*Task*: Each line holding the word "JSON" must appear in the answer, copied from the entries.

━━━━━━━━━━━━━━━━━━━━

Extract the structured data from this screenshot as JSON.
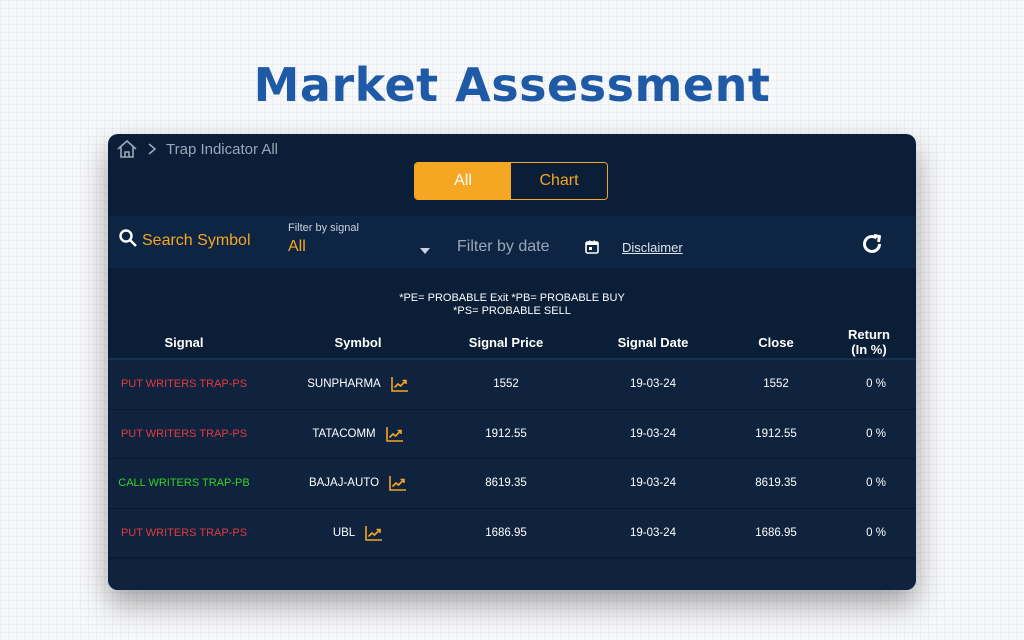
{
  "page": {
    "heading": "Market Assessment"
  },
  "breadcrumb": {
    "home_icon": "home-icon",
    "separator_icon": "chevron-right-icon",
    "current": "Trap Indicator All"
  },
  "view_toggle": {
    "options": [
      {
        "label": "All",
        "active": true
      },
      {
        "label": "Chart",
        "active": false
      }
    ]
  },
  "filters": {
    "search_label": "Search Symbol",
    "signal_filter_label": "Filter by signal",
    "signal_filter_value": "All",
    "date_filter_placeholder": "Filter by date",
    "disclaimer_label": "Disclaimer",
    "refresh_icon": "refresh-icon"
  },
  "notes": {
    "line1": "*PE= PROBABLE Exit  *PB= PROBABLE BUY",
    "line2": "*PS= PROBABLE SELL"
  },
  "table": {
    "headers": {
      "signal": "Signal",
      "symbol": "Symbol",
      "signal_price": "Signal Price",
      "signal_date": "Signal Date",
      "close": "Close",
      "return_l1": "Return",
      "return_l2": "(In %)"
    },
    "rows": [
      {
        "signal": "PUT WRITERS TRAP-PS",
        "signal_color": "#e23b3b",
        "symbol": "SUNPHARMA",
        "signal_price": "1552",
        "signal_date": "19-03-24",
        "close": "1552",
        "return": "0 %"
      },
      {
        "signal": "PUT WRITERS TRAP-PS",
        "signal_color": "#e23b3b",
        "symbol": "TATACOMM",
        "signal_price": "1912.55",
        "signal_date": "19-03-24",
        "close": "1912.55",
        "return": "0 %"
      },
      {
        "signal": "CALL WRITERS TRAP-PB",
        "signal_color": "#33d321",
        "symbol": "BAJAJ-AUTO",
        "signal_price": "8619.35",
        "signal_date": "19-03-24",
        "close": "8619.35",
        "return": "0 %"
      },
      {
        "signal": "PUT WRITERS TRAP-PS",
        "signal_color": "#e23b3b",
        "symbol": "UBL",
        "signal_price": "1686.95",
        "signal_date": "19-03-24",
        "close": "1686.95",
        "return": "0 %"
      }
    ]
  },
  "colors": {
    "accent": "#f5a623",
    "panel_bg": "#0b1e37",
    "heading": "#1f5aa6"
  }
}
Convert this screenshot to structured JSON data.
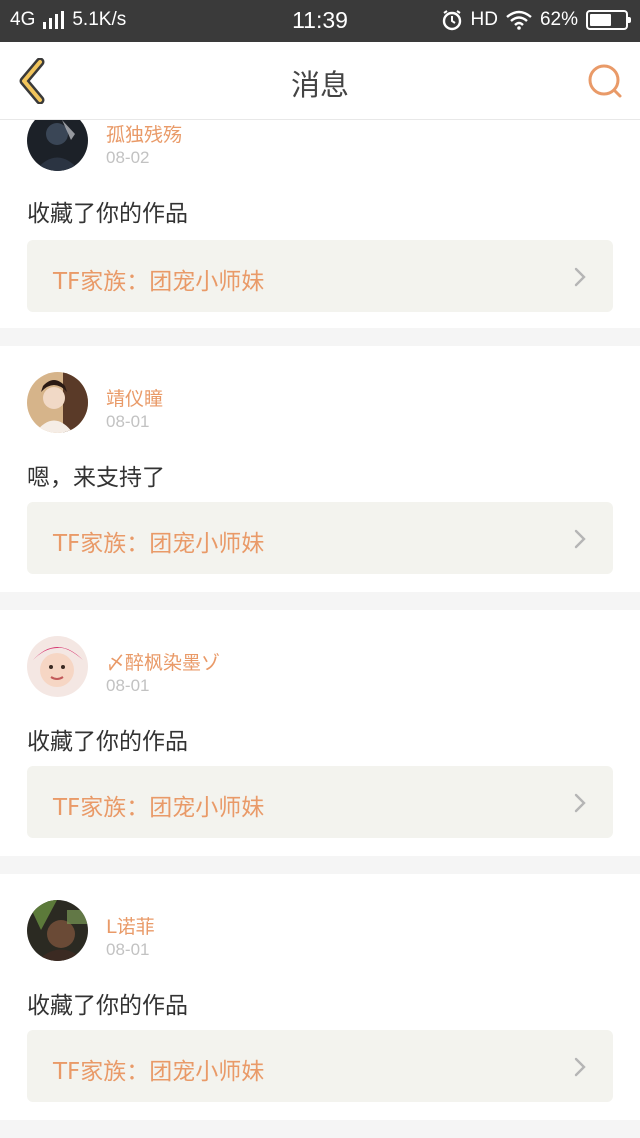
{
  "status_bar": {
    "network": "4G",
    "speed": "5.1K/s",
    "time": "11:39",
    "hd": "HD",
    "battery_percent": "62%",
    "battery_level": 0.62,
    "icons": [
      "signal-icon",
      "alarm-icon",
      "wifi-icon",
      "battery-icon"
    ]
  },
  "header": {
    "title": "消息",
    "back_icon": "chevron-left-icon",
    "search_icon": "search-icon",
    "accent": "#e99a68"
  },
  "messages": [
    {
      "username": "孤独残殇",
      "date": "08-02",
      "text": "收藏了你的作品",
      "work": "TF家族：团宠小师妹"
    },
    {
      "username": "靖仪瞳",
      "date": "08-01",
      "text": "嗯，来支持了",
      "work": "TF家族：团宠小师妹"
    },
    {
      "username": "〆醉枫染墨ゾ",
      "date": "08-01",
      "text": "收藏了你的作品",
      "work": "TF家族：团宠小师妹"
    },
    {
      "username": "L诺菲",
      "date": "08-01",
      "text": "收藏了你的作品",
      "work": "TF家族：团宠小师妹"
    }
  ]
}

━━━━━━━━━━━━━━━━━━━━

*Reply*:
Extract the structured data from this screenshot as JSON.
Convert this screenshot to structured JSON data.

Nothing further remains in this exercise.